PROBLEM TO SOLVE >> Once you have read the records, output them exactly.

[SUPPLIED MATERIAL — start]

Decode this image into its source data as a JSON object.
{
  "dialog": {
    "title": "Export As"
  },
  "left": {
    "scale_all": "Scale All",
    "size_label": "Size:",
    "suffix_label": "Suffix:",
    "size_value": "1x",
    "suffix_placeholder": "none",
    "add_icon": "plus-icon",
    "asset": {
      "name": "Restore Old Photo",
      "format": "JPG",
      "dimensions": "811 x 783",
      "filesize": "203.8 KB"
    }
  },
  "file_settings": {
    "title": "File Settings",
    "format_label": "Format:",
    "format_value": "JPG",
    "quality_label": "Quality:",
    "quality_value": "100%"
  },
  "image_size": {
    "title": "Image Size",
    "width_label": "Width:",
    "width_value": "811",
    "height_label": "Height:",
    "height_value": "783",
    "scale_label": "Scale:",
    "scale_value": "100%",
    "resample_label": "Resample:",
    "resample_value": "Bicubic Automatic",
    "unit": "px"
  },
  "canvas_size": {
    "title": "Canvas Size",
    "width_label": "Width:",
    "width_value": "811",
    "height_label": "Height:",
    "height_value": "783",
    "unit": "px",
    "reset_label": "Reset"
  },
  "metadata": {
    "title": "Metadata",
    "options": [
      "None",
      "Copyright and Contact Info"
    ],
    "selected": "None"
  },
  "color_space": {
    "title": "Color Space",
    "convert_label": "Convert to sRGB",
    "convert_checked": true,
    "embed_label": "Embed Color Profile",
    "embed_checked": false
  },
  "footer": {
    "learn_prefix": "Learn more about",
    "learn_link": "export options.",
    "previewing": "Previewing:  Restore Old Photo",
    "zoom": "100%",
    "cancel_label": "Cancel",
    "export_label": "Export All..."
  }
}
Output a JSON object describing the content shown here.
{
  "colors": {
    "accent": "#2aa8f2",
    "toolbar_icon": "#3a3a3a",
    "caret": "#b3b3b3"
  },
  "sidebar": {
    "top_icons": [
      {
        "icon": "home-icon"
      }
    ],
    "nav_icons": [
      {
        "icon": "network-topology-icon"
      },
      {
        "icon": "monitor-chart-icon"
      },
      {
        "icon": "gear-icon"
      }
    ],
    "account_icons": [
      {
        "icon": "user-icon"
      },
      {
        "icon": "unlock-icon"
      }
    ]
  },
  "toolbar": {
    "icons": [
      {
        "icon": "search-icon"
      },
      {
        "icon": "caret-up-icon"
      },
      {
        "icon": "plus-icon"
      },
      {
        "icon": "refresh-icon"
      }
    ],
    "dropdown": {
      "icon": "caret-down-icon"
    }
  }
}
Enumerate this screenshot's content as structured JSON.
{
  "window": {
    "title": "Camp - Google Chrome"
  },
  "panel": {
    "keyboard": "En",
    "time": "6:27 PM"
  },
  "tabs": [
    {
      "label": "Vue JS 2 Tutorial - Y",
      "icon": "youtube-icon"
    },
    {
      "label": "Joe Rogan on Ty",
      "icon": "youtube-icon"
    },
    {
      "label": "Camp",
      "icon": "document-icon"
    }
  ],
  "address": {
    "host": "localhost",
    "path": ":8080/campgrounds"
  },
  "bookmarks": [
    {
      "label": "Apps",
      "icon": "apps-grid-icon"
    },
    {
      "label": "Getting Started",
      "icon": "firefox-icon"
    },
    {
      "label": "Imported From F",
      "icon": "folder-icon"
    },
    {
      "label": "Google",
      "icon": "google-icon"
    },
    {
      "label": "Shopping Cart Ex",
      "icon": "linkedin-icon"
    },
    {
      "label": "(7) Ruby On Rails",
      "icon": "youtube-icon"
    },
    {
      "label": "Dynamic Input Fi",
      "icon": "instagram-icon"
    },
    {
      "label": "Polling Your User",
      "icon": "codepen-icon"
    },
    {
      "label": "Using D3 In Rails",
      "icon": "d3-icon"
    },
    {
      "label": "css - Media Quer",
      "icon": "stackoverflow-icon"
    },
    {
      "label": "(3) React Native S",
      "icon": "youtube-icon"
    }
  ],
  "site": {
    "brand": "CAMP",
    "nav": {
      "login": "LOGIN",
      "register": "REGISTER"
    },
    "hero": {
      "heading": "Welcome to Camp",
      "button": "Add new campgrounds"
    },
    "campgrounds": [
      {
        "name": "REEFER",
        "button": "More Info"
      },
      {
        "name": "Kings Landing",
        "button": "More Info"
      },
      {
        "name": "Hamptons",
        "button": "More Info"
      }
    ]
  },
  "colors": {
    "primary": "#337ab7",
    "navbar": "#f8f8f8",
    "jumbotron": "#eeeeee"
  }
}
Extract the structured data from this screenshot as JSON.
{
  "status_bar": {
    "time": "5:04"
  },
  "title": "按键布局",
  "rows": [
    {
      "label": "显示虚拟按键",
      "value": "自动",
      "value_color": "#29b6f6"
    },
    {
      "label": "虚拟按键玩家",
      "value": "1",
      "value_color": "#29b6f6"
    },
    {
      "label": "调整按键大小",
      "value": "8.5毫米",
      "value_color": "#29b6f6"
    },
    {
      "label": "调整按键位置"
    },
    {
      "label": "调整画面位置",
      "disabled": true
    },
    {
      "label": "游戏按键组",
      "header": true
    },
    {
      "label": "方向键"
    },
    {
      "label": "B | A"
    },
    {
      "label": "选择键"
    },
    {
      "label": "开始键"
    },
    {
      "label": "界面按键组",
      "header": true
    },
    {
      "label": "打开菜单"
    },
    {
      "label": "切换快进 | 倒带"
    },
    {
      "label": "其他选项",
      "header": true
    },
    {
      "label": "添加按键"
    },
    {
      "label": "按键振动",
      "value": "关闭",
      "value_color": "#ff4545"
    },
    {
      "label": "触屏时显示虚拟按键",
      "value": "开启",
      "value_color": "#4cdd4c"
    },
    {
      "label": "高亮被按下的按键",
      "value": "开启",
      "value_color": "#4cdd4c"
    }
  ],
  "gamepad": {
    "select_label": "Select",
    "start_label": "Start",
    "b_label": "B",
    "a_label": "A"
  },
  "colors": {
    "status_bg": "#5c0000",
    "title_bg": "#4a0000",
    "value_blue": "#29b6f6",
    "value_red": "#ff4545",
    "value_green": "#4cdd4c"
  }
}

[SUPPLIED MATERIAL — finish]

WORKED SOLUTION >>
Decode this image into its source data as a JSON object.
{
  "dialog": {
    "title": "Export As"
  },
  "left": {
    "scale_all": "Scale All",
    "size_label": "Size:",
    "suffix_label": "Suffix:",
    "size_value": "1x",
    "suffix_placeholder": "none",
    "add_icon": "plus-icon",
    "asset": {
      "name": "Restore Old Photo",
      "format": "JPG",
      "dimensions": "811 x 783",
      "filesize": "203.8 KB"
    }
  },
  "file_settings": {
    "title": "File Settings",
    "format_label": "Format:",
    "format_value": "JPG",
    "quality_label": "Quality:",
    "quality_value": "100%"
  },
  "image_size": {
    "title": "Image Size",
    "width_label": "Width:",
    "width_value": "811",
    "height_label": "Height:",
    "height_value": "783",
    "scale_label": "Scale:",
    "scale_value": "100%",
    "resample_label": "Resample:",
    "resample_value": "Bicubic Automatic",
    "unit": "px"
  },
  "canvas_size": {
    "title": "Canvas Size",
    "width_label": "Width:",
    "width_value": "811",
    "height_label": "Height:",
    "height_value": "783",
    "unit": "px",
    "reset_label": "Reset"
  },
  "metadata": {
    "title": "Metadata",
    "options": [
      "None",
      "Copyright and Contact Info"
    ],
    "selected": "None"
  },
  "color_space": {
    "title": "Color Space",
    "convert_label": "Convert to sRGB",
    "convert_checked": true,
    "embed_label": "Embed Color Profile",
    "embed_checked": false
  },
  "footer": {
    "learn_prefix": "Learn more about",
    "learn_link": "export options.",
    "previewing": "Previewing:  Restore Old Photo",
    "zoom": "100%",
    "cancel_label": "Cancel",
    "export_label": "Export All..."
  }
}
Output a JSON object describing the content shown here.
{
  "colors": {
    "accent": "#2aa8f2",
    "toolbar_icon": "#3a3a3a",
    "caret": "#b3b3b3"
  },
  "sidebar": {
    "top_icons": [
      {
        "icon": "home-icon"
      }
    ],
    "nav_icons": [
      {
        "icon": "network-topology-icon"
      },
      {
        "icon": "monitor-chart-icon"
      },
      {
        "icon": "gear-icon"
      }
    ],
    "account_icons": [
      {
        "icon": "user-icon"
      },
      {
        "icon": "unlock-icon"
      }
    ]
  },
  "toolbar": {
    "icons": [
      {
        "icon": "search-icon"
      },
      {
        "icon": "caret-up-icon"
      },
      {
        "icon": "plus-icon"
      },
      {
        "icon": "refresh-icon"
      }
    ],
    "dropdown": {
      "icon": "caret-down-icon"
    }
  }
}
Enumerate this screenshot's content as structured JSON.
{
  "window": {
    "title": "Camp - Google Chrome"
  },
  "panel": {
    "keyboard": "En",
    "time": "6:27 PM"
  },
  "tabs": [
    {
      "label": "Vue JS 2 Tutorial - Y",
      "icon": "youtube-icon"
    },
    {
      "label": "Joe Rogan on Ty",
      "icon": "youtube-icon"
    },
    {
      "label": "Camp",
      "icon": "document-icon"
    }
  ],
  "address": {
    "host": "localhost",
    "path": ":8080/campgrounds"
  },
  "bookmarks": [
    {
      "label": "Apps",
      "icon": "apps-grid-icon"
    },
    {
      "label": "Getting Started",
      "icon": "firefox-icon"
    },
    {
      "label": "Imported From F",
      "icon": "folder-icon"
    },
    {
      "label": "Google",
      "icon": "google-icon"
    },
    {
      "label": "Shopping Cart Ex",
      "icon": "linkedin-icon"
    },
    {
      "label": "(7) Ruby On Rails",
      "icon": "youtube-icon"
    },
    {
      "label": "Dynamic Input Fi",
      "icon": "instagram-icon"
    },
    {
      "label": "Polling Your User",
      "icon": "codepen-icon"
    },
    {
      "label": "Using D3 In Rails",
      "icon": "d3-icon"
    },
    {
      "label": "css - Media Quer",
      "icon": "stackoverflow-icon"
    },
    {
      "label": "(3) React Native S",
      "icon": "youtube-icon"
    }
  ],
  "site": {
    "brand": "CAMP",
    "nav": {
      "login": "LOGIN",
      "register": "REGISTER"
    },
    "hero": {
      "heading": "Welcome to Camp",
      "button": "Add new campgrounds"
    },
    "campgrounds": [
      {
        "name": "REEFER",
        "button": "More Info"
      },
      {
        "name": "Kings Landing",
        "button": "More Info"
      },
      {
        "name": "Hamptons",
        "button": "More Info"
      }
    ]
  },
  "colors": {
    "primary": "#337ab7",
    "navbar": "#f8f8f8",
    "jumbotron": "#eeeeee"
  }
}
Extract the structured data from this screenshot as JSON.
{
  "status_bar": {
    "time": "5:04"
  },
  "title": "按键布局",
  "rows": [
    {
      "label": "显示虚拟按键",
      "value": "自动",
      "value_color": "#29b6f6"
    },
    {
      "label": "虚拟按键玩家",
      "value": "1",
      "value_color": "#29b6f6"
    },
    {
      "label": "调整按键大小",
      "value": "8.5毫米",
      "value_color": "#29b6f6"
    },
    {
      "label": "调整按键位置"
    },
    {
      "label": "调整画面位置",
      "disabled": true
    },
    {
      "label": "游戏按键组",
      "header": true
    },
    {
      "label": "方向键"
    },
    {
      "label": "B | A"
    },
    {
      "label": "选择键"
    },
    {
      "label": "开始键"
    },
    {
      "label": "界面按键组",
      "header": true
    },
    {
      "label": "打开菜单"
    },
    {
      "label": "切换快进 | 倒带"
    },
    {
      "label": "其他选项",
      "header": true
    },
    {
      "label": "添加按键"
    },
    {
      "label": "按键振动",
      "value": "关闭",
      "value_color": "#ff4545"
    },
    {
      "label": "触屏时显示虚拟按键",
      "value": "开启",
      "value_color": "#4cdd4c"
    },
    {
      "label": "高亮被按下的按键",
      "value": "开启",
      "value_color": "#4cdd4c"
    }
  ],
  "gamepad": {
    "select_label": "Select",
    "start_label": "Start",
    "b_label": "B",
    "a_label": "A"
  },
  "colors": {
    "status_bg": "#5c0000",
    "title_bg": "#4a0000",
    "value_blue": "#29b6f6",
    "value_red": "#ff4545",
    "value_green": "#4cdd4c"
  }
}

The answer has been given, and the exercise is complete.